CHICAGO - Attention, shoppers: There's a blue-light special in aisle five for injection molding companies. You can buy one right now at low, low prices.
But getting the financing for that plum acquisition could be a bigger strain on the budget than navigating the sales shelves, said several consultants at the 2001 Injection Molding Financial Symposium, hosted by PenResearch Group Inc.
``About two-thirds of companies said that the cost of an acquisition is going to drop,'' said PenResearch managing director Brian Tartell in a May 17 discussion of the research group's annual financial benchmarking study. ``But we're finding that banks are a little squeezed about lending money.''
Tartell based his comments on a company's earnings before deducting interest, bonus, taxes, depreciation and amortization, or EBIBTDA.
Median pricing multiples for molding companies are expected to drop by about 1 times EBIBTDA during the next 12 months, Tartell said at the Chicago symposium. And while that is good news for acquisition-hungry companies, the scarcity of bank debt is the primary cause of that plunge, he said.
That Catch-22 twist will not keep some large companies from buying on the open market. About half of all molders with annual sales of $75 million or more plan to purchase another company this year, Tartell said.
Yet, that number is down from about 75 percent of those companies that made acquisitions in 2000.
The results from Wyomissing, Pa.-based PenResearch are based on survey findings from 42 North American injection molders, spanning an equal number of small companies and larger firms. Those companies in the middle range, with annual sales between $10 million and $75 million, accounted for about 42 percent of the surveyed molders.
Companies that bought other molders in 2000 paid a median price of 5.75 times EBIBTDA, the results showed. Companies most apt to make an acquisition were large molders. Midsize and smaller molders planned to grow internally, Tartell said.
``That's not a great surprise,'' he said. ``The [smaller companies] would rather be lighter and stronger. It's not that much different than it was 25 years ago.''
For larger companies, conventional bank loans might not be the way to fund a purchase, said Jeffrey Kolke, marketing manager for plastics and chemicals with GE Capital Commercial Finance, based in Stamford, Conn. Kolke, speaking at the same symposium, said molders' credit ratings have dropped.

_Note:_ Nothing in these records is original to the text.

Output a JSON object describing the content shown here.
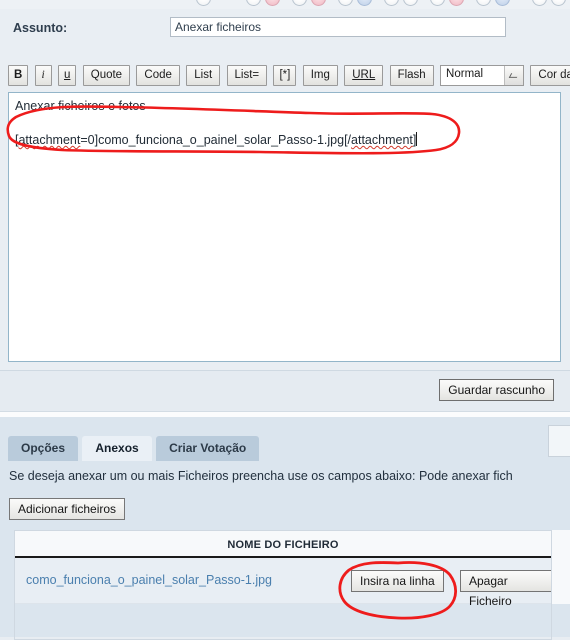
{
  "emoticons": {
    "count": 13,
    "description": "cut-off emoticon picker row"
  },
  "composer": {
    "subject": {
      "label": "Assunto:",
      "value": "Anexar ficheiros",
      "placeholder": ""
    },
    "toolbar": {
      "buttons": [
        {
          "label": "B",
          "name": "bold-button",
          "style": "bold"
        },
        {
          "label": "i",
          "name": "italic-button",
          "style": "italic"
        },
        {
          "label": "u",
          "name": "underline-button",
          "style": "underline"
        },
        {
          "label": "Quote",
          "name": "quote-button",
          "style": "normal"
        },
        {
          "label": "Code",
          "name": "code-button",
          "style": "normal"
        },
        {
          "label": "List",
          "name": "list-button",
          "style": "normal"
        },
        {
          "label": "List=",
          "name": "ordered-list-button",
          "style": "normal"
        },
        {
          "label": "[*]",
          "name": "list-item-button",
          "style": "normal"
        },
        {
          "label": "Img",
          "name": "image-button",
          "style": "normal"
        },
        {
          "label": "URL",
          "name": "url-button",
          "style": "underline"
        },
        {
          "label": "Flash",
          "name": "flash-button",
          "style": "normal"
        }
      ],
      "font_size_select": {
        "value": "Normal",
        "options": [
          "Normal"
        ]
      },
      "color_label": "Cor da"
    },
    "message": {
      "line1": "Anexar ficheiros e fotos",
      "line2_prefix": "[",
      "line2_tag_open": "attachment",
      "line2_tag_open_rest": "=0]",
      "line2_filename": "como_funciona_o_painel_solar_Passo-1.jpg",
      "line2_close_prefix": "[/",
      "line2_tag_close": "attachment",
      "line2_close_suffix": "]",
      "full_line2": "[attachment=0]como_funciona_o_painel_solar_Passo-1.jpg[/attachment]"
    },
    "save_draft_label": "Guardar rascunho"
  },
  "attachments": {
    "tabs": [
      {
        "label": "Opções",
        "name": "tab-opcoes",
        "active": false
      },
      {
        "label": "Anexos",
        "name": "tab-anexos",
        "active": true
      },
      {
        "label": "Criar Votação",
        "name": "tab-criar-votacao",
        "active": false
      }
    ],
    "help_text": "Se deseja anexar um ou mais Ficheiros preencha use os campos abaixo: Pode anexar fich",
    "add_files_label": "Adicionar ficheiros",
    "table": {
      "header": "NOME DO FICHEIRO",
      "rows": [
        {
          "filename": "como_funciona_o_painel_solar_Passo-1.jpg",
          "insert_label": "Insira na linha",
          "delete_label": "Apagar Ficheiro"
        }
      ]
    }
  },
  "annotations": {
    "color": "#ee1c1c",
    "shapes": [
      {
        "name": "circle-around-attachment-bbcode",
        "target": "message-line-2"
      },
      {
        "name": "circle-around-insert-inline-button",
        "target": "insert-inline-button"
      }
    ]
  },
  "colors": {
    "page_background": "#e8edf2",
    "panel_background": "#e9eef3",
    "lower_panel_background": "#dbe5ee",
    "tab_inactive": "#b9cbdb",
    "tab_active": "#eaf0f6",
    "textarea_border": "#93b5c9",
    "link": "#4a7fae",
    "annotation_red": "#ee1c1c",
    "spellcheck_red": "#d23a2c"
  }
}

Lenders are more apt to loan funds to companies that have better than a BB+ credit rating. Yet, most molders are in that ratings area or lower, he said.
``The trend of lenders is to go left and look at higher credit ratings,'' Kolke said. ``A molder's credit rating has to get better for money to go out.''
Meanwhile, the average debt for molding companies has plummeted, while the price of loans has risen substantially since 1998, Kolke said.
As an alternative, some companies have turned to asset-based financing, setting up a revolving credit line to convert assets to cash, he said.
The tightening market - and softening economy - has not scared off all comers. Injection molder Applied Tech Products of Radnor, Pa., will continue to search for acquisitions this year, said Carlton Harris Jr., director of corporate development.
The company, which recorded about $210 million in sales last year, will follow some rigid maxims: A candidate has to be a good fit with existing products, have a quality work force and have low overhead, Harris said.
``We have to take a selective strategy,'' Harris said. ``If a company doesn't fit our culture or provides limited value to our current line of assets, we wouldn't be interested.''
And while banks remain hesitant to lend money, that should not frighten all potential buyers, especially those with healthy balance sheets, Kolke said.
``The bank still loves good earnings,'' he said.